After returning to his childhood home after attending a funeral, the unnamed protagonist recalls the time he use to spend with his neighbour and childhood friend, Lettie Hempstock. He ventures over to his old neighbours and finds Lettie’s mother and recalls that Lettie has gone away to “Australia”.  The protagonist initially remembers very little of his childhood but recalls a pond which Lettie used to say was her ocean and decides to venture down there to recollect some childhood memories. Sitting by the “pond” the man begins to remembers , it started with him losing his room as a boy so that his parents could let it out for some additional income. The opal miner had stayed with them, but after losing all the money that his friends and family gave him to gambling, he stole the family car and committing suicide in it. This death causes something unnatural to be released in to the world. While out with his father to retrieve the car, is when he meets Lettie. He is taken back to her home and introduced to her mother and grandmother.

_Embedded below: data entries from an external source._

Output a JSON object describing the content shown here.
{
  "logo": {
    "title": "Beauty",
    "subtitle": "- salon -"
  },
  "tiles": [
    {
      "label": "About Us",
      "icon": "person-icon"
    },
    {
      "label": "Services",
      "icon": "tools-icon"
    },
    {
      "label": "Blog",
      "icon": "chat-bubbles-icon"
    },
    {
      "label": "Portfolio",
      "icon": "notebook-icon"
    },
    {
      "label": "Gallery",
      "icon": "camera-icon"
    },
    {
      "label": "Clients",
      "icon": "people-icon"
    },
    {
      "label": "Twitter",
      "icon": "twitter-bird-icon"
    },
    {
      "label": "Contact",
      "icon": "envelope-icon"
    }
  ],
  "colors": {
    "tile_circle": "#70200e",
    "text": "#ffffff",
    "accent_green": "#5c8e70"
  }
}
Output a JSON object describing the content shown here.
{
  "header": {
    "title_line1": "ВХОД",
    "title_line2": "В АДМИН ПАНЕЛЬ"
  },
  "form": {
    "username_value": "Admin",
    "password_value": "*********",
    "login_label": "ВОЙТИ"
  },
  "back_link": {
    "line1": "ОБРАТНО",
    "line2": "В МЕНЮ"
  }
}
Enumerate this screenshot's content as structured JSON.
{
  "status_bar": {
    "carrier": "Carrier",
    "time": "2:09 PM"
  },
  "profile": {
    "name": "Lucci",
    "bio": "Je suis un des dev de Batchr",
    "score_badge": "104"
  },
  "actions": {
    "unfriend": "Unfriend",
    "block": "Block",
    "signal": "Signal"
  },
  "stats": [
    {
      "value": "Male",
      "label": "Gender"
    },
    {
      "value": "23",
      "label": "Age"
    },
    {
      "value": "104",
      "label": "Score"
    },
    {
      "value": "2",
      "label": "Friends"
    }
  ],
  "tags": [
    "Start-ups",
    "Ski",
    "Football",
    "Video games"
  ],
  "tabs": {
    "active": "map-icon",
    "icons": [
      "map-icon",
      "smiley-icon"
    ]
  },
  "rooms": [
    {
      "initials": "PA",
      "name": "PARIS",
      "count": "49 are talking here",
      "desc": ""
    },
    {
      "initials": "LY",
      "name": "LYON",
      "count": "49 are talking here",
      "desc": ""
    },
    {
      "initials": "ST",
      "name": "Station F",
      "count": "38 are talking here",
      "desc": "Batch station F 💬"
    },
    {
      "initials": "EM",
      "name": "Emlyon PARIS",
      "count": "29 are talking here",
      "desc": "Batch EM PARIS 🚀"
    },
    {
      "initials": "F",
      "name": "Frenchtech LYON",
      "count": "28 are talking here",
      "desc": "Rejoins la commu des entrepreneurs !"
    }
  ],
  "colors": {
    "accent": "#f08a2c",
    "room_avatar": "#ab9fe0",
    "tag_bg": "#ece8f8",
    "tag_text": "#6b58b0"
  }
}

The unnatural spirit that was released when the opal miner died believes that money will make people happy but it’s leaving money for people in very horrible ways. When the narrator wakes up choking on a coin, he seeks help from Lettie. The boy quickly comes to realize that there is something very special about the Hempstock women and when he asks about their exact age they never give him a concise answer. The women decide that the spirit must be dealt with and brought back to its own world. Against her mother and grandmother’s discretion, Lettie convinces them to let her bring the young protagonist along with her to banish the spirit. Lettie tells the boy that he must not touch ANYTHING while he is in the spirit world and to hold her hand the entire time. The boy fails at this only once while in the surreal spirit world.

After the spirit has been banished, the boy returns home from his adventure believing that everything has returned to normal. He finds however, that he has a gaping black hole in the bottom of his foot in which he can feel something moving around. He pulls out a worm from the hole in his foot and puts it down a drain, though he didn’t get all of it. The boy deals with the incident the way a curious child would, but as a reader this scene is has some serious gross factors and leaves you reeling!

The morning after removing the worm, the boy’s parent’s introduce him to Ursula, their new nanny. Everyone seems to love Ursula, except for the boy. He knows something is not quite right with her. She won over his sister with treats and adoration and his father with too much adoration (complete with some scenes no young boy should ever have to witness his parent doing) all while his mother becomes less present in the home and this is when is nightmare starts to begin…

Sounds unnerving and awesome right?! It really is. Gaiman never lets you down. Gaiman, like in many of his other novels, likes to have mythological connections to his stories because in a way, it keeps them all connected. For example, Lettie, her mother, and her grandmother sound like the triple goddess of mythology: the maiden, the mother and the crone. Equally, Ursula seems to represent the whore. The whole novel seems to revolve around similar dichotomies, such as childhood and adulthood as well as what we perceive as real and what we imagine.

Another interesting item that’s worth noting, just off some quick research, apparently some of the incidents in the book are in relation to some experiences that Gaiman had as a child, for example Gaiman’s father’s car was actually stolen and the thief did commit suicide in it.

This novel is less than 200 pages so it makes for nice quick read and I think you’ll find yourself being properly creeped out and just in time for Halloween. You may even find yourself recollecting on your own wacky childhood adventures. A must-read for any adult that still has a child-like spirit.